A mini robot car may be zipping past you Wednesday, while walking through the Court of Sciences on the way to class.
Racing robot cars will be part of this year’s Engineers’ Week, or E-Week. The event is meant to help students see the projects that engineering clubs have worked on and join the ones they want to get involved in, said Meet Bhagdev, the president of the Engineering Society of UCLA and a third-year computer science student.
Almost all the events will take place next week on campus, and the majority will be at the Court of Sciences.
The Engineering Society of UCLA is the oldest engineering club at the university. The group annually hosts the Engineers’ Week in collaboration with other engineering clubs on campus, Bhagdev said.
Bhagdev said the club took at least a quarter to prepare for E-Week, which cost the group about $3,500. Of the total budget, external sponsors gave about $2,000 and the group obtained about $350 from the Undergraduate Students Association Council.
On the first two days of the week, the club plans to experiment with events that were newly implemented this year, such as an egg drop competition off the roof of Boelter Hall and an airplane-building contest in collaboration with the UCLA chapter of the American Institute of Aeronautics and Astronautics.
Participants will also get a chance to network with professors from each engineering department by dining with them at the Sproul Palisades on Tuesday.
The UCLA student chapter of American Society of Civil Engineers and the Engineering Society at UCLA also plan to host concrete bowling, where both the pins and the balls involved in the game are made of concrete.
On Wednesday, the club will hold an engineering showcase, which allows engineering clubs and to present their current projects with relatively less campus restrictions. Bhagdev said that individuals and clubs have brought their own works of racing cars, canoes and a mini earthquake model in past showcases.
Corie Louie, a fifth-year electrical engineering student, has participated in every E-Week since her freshman year and joined the Engineering Society of UCLA last year as the secretary.

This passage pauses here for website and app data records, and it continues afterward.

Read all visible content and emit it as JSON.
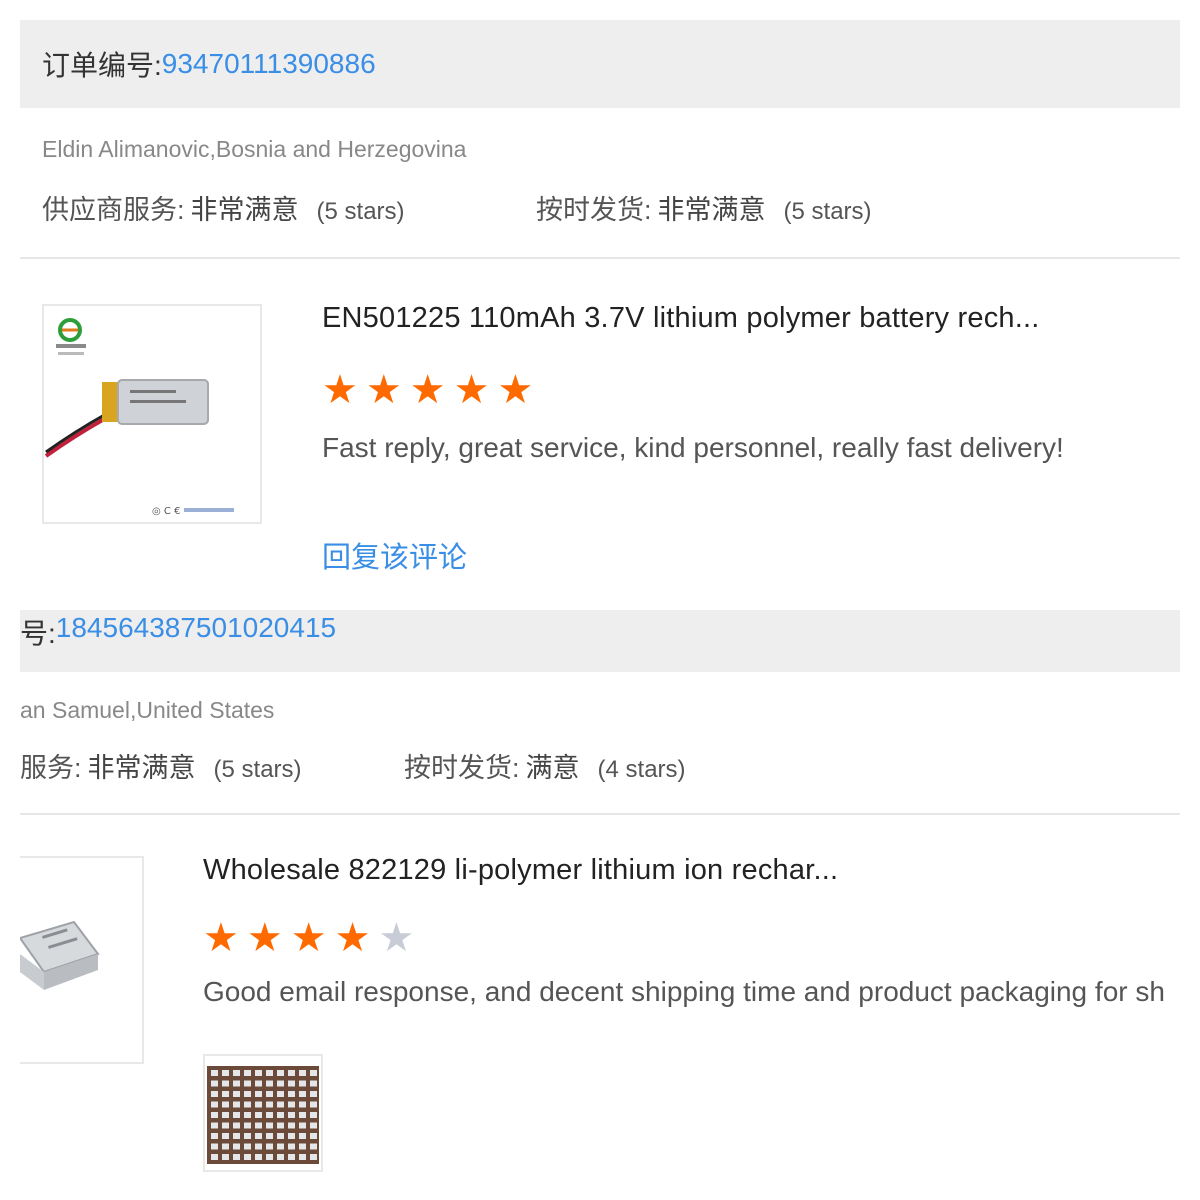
{
  "reviews": [
    {
      "order_label": "订单编号:",
      "order_number": "93470111390886",
      "buyer": "Eldin Alimanovic,Bosnia and Herzegovina",
      "supplier_service_label": "供应商服务:",
      "supplier_service_value": "非常满意",
      "supplier_service_stars": "(5 stars)",
      "shipping_label": "按时发货:",
      "shipping_value": "非常满意",
      "shipping_stars": "(5 stars)",
      "product_title": "EN501225 110mAh 3.7V lithium polymer battery rech...",
      "rating": 5,
      "review_text": "Fast reply, great service, kind personnel, really fast delivery!",
      "reply_label": "回复该评论"
    },
    {
      "order_label": "号:",
      "order_number": "184564387501020415",
      "buyer": "an Samuel,United States",
      "supplier_service_label": "服务:",
      "supplier_service_value": "非常满意",
      "supplier_service_stars": "(5 stars)",
      "shipping_label": "按时发货:",
      "shipping_value": "满意",
      "shipping_stars": "(4 stars)",
      "product_title": "Wholesale 822129 li-polymer lithium ion rechar...",
      "rating": 4,
      "review_text": "Good email response, and decent shipping time and product packaging for sh"
    }
  ],
  "icons": {
    "star_filled": "star-icon",
    "star_empty": "star-empty-icon"
  },
  "colors": {
    "link": "#3a8ee6",
    "star": "#ff6a00",
    "star_off": "#c8ccd6",
    "bar": "#eeeeee"
  }
}
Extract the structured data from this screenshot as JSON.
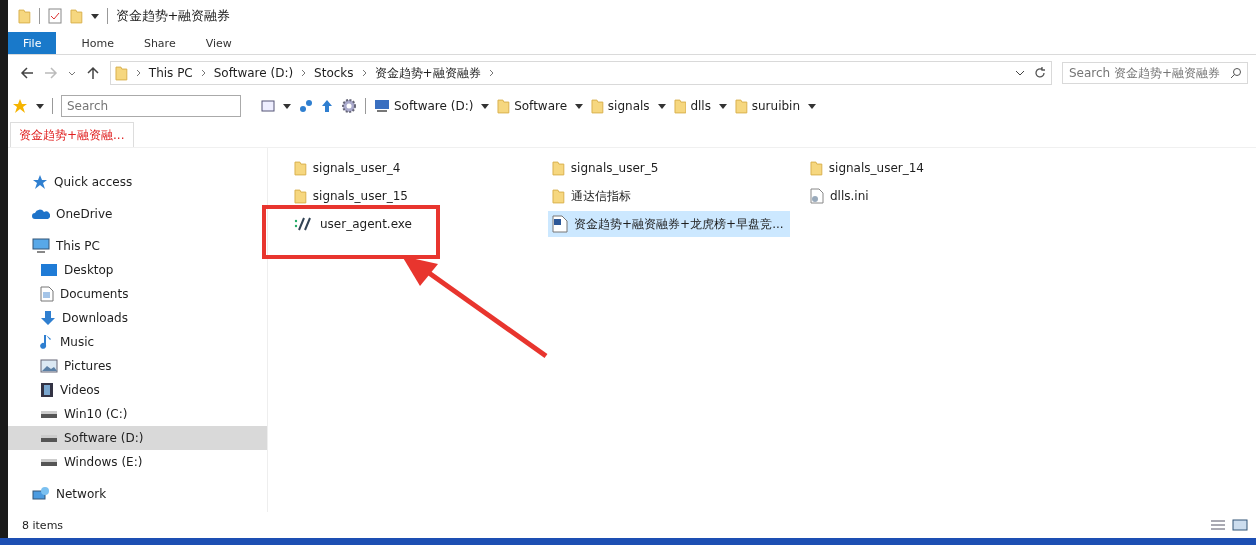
{
  "window": {
    "title": "资金趋势+融资融券"
  },
  "ribbon_tabs": [
    {
      "label": "File",
      "selected": true
    },
    {
      "label": "Home",
      "selected": false
    },
    {
      "label": "Share",
      "selected": false
    },
    {
      "label": "View",
      "selected": false
    }
  ],
  "address_bar": {
    "crumbs": [
      "This PC",
      "Software (D:)",
      "Stocks",
      "资金趋势+融资融券"
    ]
  },
  "search": {
    "placeholder": "Search 资金趋势+融资融券"
  },
  "toolbar": {
    "search_placeholder": "Search",
    "locations": [
      {
        "label": "Software (D:)",
        "kind": "drive"
      },
      {
        "label": "Software",
        "kind": "folder"
      },
      {
        "label": "signals",
        "kind": "folder"
      },
      {
        "label": "dlls",
        "kind": "folder"
      },
      {
        "label": "suruibin",
        "kind": "folder"
      }
    ]
  },
  "folder_tabs": [
    {
      "label": "资金趋势+融资融...",
      "selected": true
    }
  ],
  "sidebar": {
    "items": [
      {
        "label": "Quick access",
        "kind": "star",
        "selected": false
      },
      {
        "label": "OneDrive",
        "kind": "cloud",
        "selected": false
      },
      {
        "label": "This PC",
        "kind": "pc",
        "selected": false,
        "children": [
          {
            "label": "Desktop",
            "kind": "desktop",
            "selected": false
          },
          {
            "label": "Documents",
            "kind": "documents",
            "selected": false
          },
          {
            "label": "Downloads",
            "kind": "downloads",
            "selected": false
          },
          {
            "label": "Music",
            "kind": "music",
            "selected": false
          },
          {
            "label": "Pictures",
            "kind": "pictures",
            "selected": false
          },
          {
            "label": "Videos",
            "kind": "videos",
            "selected": false
          },
          {
            "label": "Win10 (C:)",
            "kind": "drive",
            "selected": false
          },
          {
            "label": "Software (D:)",
            "kind": "drive",
            "selected": true
          },
          {
            "label": "Windows (E:)",
            "kind": "drive",
            "selected": false
          }
        ]
      },
      {
        "label": "Network",
        "kind": "network",
        "selected": false
      }
    ]
  },
  "files": [
    {
      "name": "signals_user_4",
      "kind": "folder",
      "selected": false,
      "highlighted": false
    },
    {
      "name": "signals_user_5",
      "kind": "folder",
      "selected": false,
      "highlighted": false
    },
    {
      "name": "signals_user_14",
      "kind": "folder",
      "selected": false,
      "highlighted": false
    },
    {
      "name": "signals_user_15",
      "kind": "folder",
      "selected": false,
      "highlighted": false
    },
    {
      "name": "通达信指标",
      "kind": "folder",
      "selected": false,
      "highlighted": false
    },
    {
      "name": "dlls.ini",
      "kind": "settings",
      "selected": false,
      "highlighted": false
    },
    {
      "name": "user_agent.exe",
      "kind": "exe",
      "selected": false,
      "highlighted": true
    },
    {
      "name": "资金趋势+融资融券+龙虎榜+早盘竞...",
      "kind": "document",
      "selected": true,
      "highlighted": false
    }
  ],
  "status_bar": {
    "count": "8 items"
  }
}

“A project that really stood out to me was a canoe built by American Society of Civil Engineers,” Louie said. “It was really interesting to see different majors’ projects.”
The UCLA branch for the Institute of Electrical and Electronics Engineers also plans to demonstrate their works of NATCAR and MicroMouse built by undergraduates during the showcase. NATCAR and MicroMouse robots are both small autonomous robots that race on a tape track with a current flowing underneath it and a maze, respectively.
William Goodin, the faculty advisor for the Engineering Society of UCLA, said he remembers one student who built a highly successful MicroMouse and moved on to compete with teams from China and Japan.
On Thursday, E-Week will present scientific showcases and experiments to children from the elementary school in the community.
For the finale of the week, the Engineering Society of UCLA will host a talent show in the Kerckhoff Grand Salon, on Friday. The performance will feature engineering students, among others, who can win a first-place prize of $200 and a Microsoft Surface tablet.
Goodin is one of the judges for the talent show, and said he has seen unusual talents from engineers, such as playing three yo-yos simultaneously or riding a unicycle.
Signups and deadlines for contest and talent show registrations are available through the Engineering Society of UCLA’s Facebook page, and most events held at the Court of Sciences will accept walk-ins.